Bad doggie breath – what can I do?
While we all love the enthusiastic cuddles and kisses we receive from our furry friends, a bad bout of smelly dog breath can really ruin the moment and leave us struggling to get away, fast!
It can be easy to convince ourselves that our dog’s breath “just smells that way”, but bad breath in dogs isn’t healthy. Thankfully, there are a number of things you can try to help the situation.
What causes bad breath in dogs?
The most common reason for smelly dog breath is poor oral hygiene. That’s right, just as you were taught to brush your teeth twice a day to avoid those visits to the dentist, your pup’s teeth need similar treatment.
Without regular brushing, plaque and tartar can build up around your dog’s teeth, creating a prime environment for all kinds of bacteria to thrive. If left for too long, periodontal disease can develop, which can lead to unhealthy gums, cavities, infections or tooth loss.
Cleaning your dog’s teeth
The easiest way to begin freshening your dog’s breath is to brush their teeth regularly. While it can take some perseverance when you first get started, your pup will quickly become familiar with the routine and may even begin to enjoy it.
To help ease the process for both of you:
Start brushing as young as possible – getting your puppy used to a toothbrush at an early age will only make things easier going forward.
Ease into it – some owners like to start first with their finger, gently rubbing teeth and gums with a tasty toothpaste. Slowly introduce a toothbrush, and then gradually increase the amount of time spent brushing.
Use a tasty, doggie-specific toothpaste – a meat-flavoured toothpaste will double as a treat for your dog while brushing. This will keep them interested while you get to work! Refrain from using human toothpaste – some ingredients in our paste are no good for dogs.
Keep it positive – be calm, happy and relaxed as you brush, and provide plenty of positive reinforcement.
How often to brush
We typically brush our own teeth twice a day, and ideally, we’d do the same for our dogs. If this is too difficult to manage, aim for once daily or several times a week. Try to ensure you’re also brushing over their gum line – this is a prime spot for plaque and tartar build up.

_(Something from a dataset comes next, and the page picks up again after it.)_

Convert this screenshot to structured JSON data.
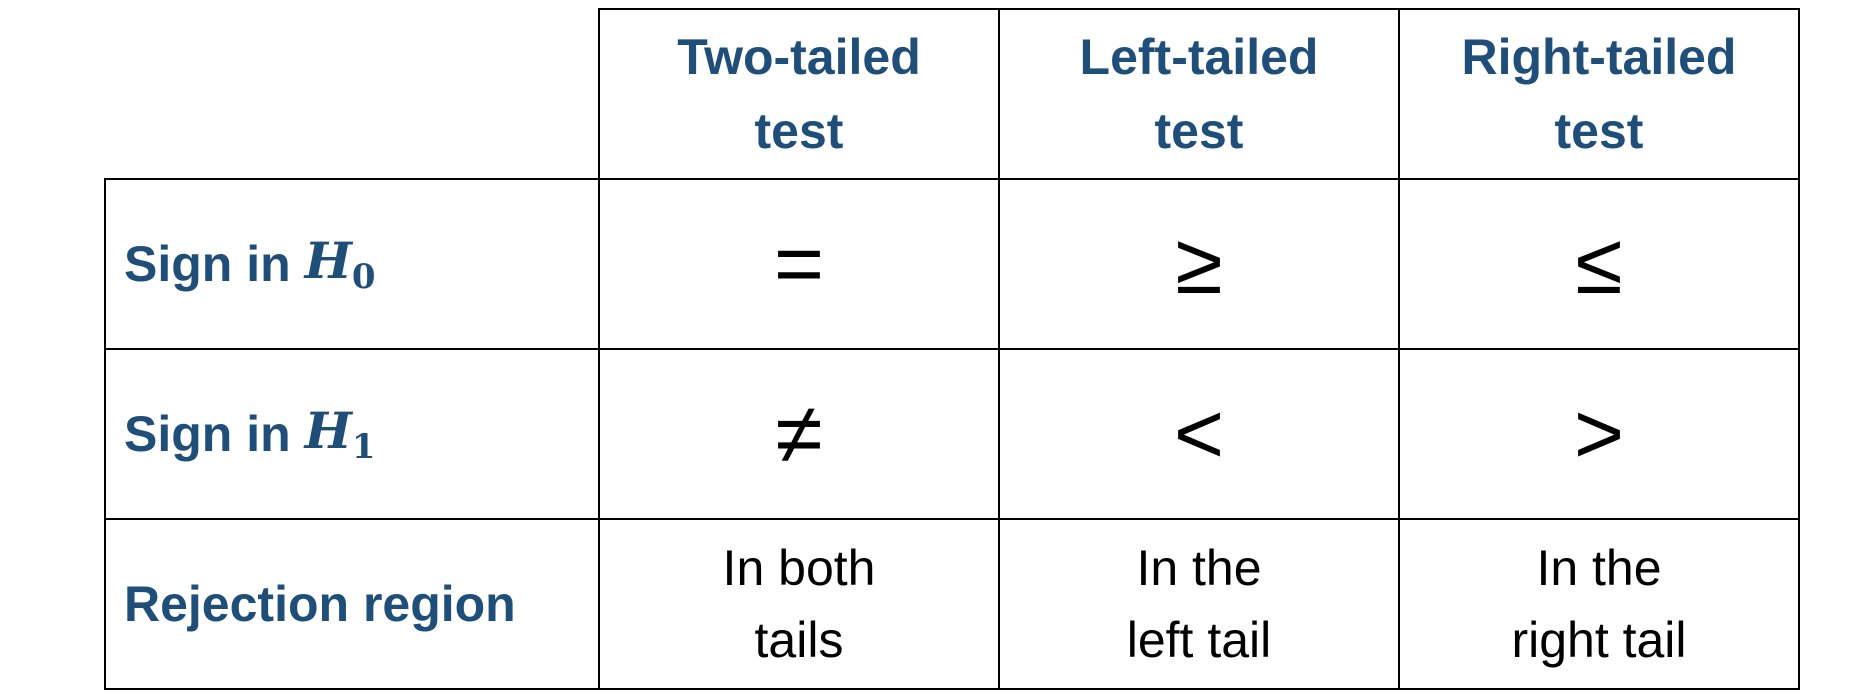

On days you don’t brush, chew toys or doggie dental sticks can help pick up the slack, as chewing on harder surfaces can help dislodge plaque. In a similar way, good quality dog food like CPK can help, as the shape and texture of the biscuits can have a brushing effect as your dog chews.
If you’re still smelling bad breath
If you’re brushing regularly and still recoiling from your dog’s smooches, there may be other causes for their bad breath.
Here are some things you can look out for:
Getting into the garbage – many dogs are rather unphased about what goes into their mouths. Some will eat straight from the rubbish bin, snack on cat poop (or even their own poop!) or tuck into any animal remains that may be decomposing in your yard. If you know your pup is partial to these unhygienic appetisers, keep a close eye on them and regularly remove any potential temptations.
Signs of gum disease – if your dog is no longer a puppy but you’ve just started brushing, there may be plaque and tartar build up already established that you’ll struggle to get rid of with a toothbrush. These deposits can lead to gum disease and may need to be professionally removed by your vet. Look out for inflamed or receding gums, or yellow/brown colouring around the teeth.
Signs of something more serious
Poor oral hygiene is the most common cause of smelly breath in dogs, but in some cases it can also signal an underlying health issue. If you notice the following stenches wafting from your dog’s mouth, it’s best to get in touch with your vet:
Sweet or fruity smell – while perhaps not unpleasant, this aroma is one symptom of diabetes in dogs. Your vet will be able to advise you of additional signs to look out for.
Urine smell – this odour from your dog’s mouth can be a warning sign of kidney disease.
Very bad breath and yellow gums – these symptoms can sometimes indicate that there is a problem with your dog’s liver function. Contact your vet as soon as you can.
Fishy smell – this may be related to glands around your dog’s rear-end that they so love to keep clean, but it can also be linked to kidney and liver problems. If it’s frequent and worrying you, it’s best to give your vet a call.
For more tips and advice about dental care for your dog, don’t hesitate to get in touch with the CPK team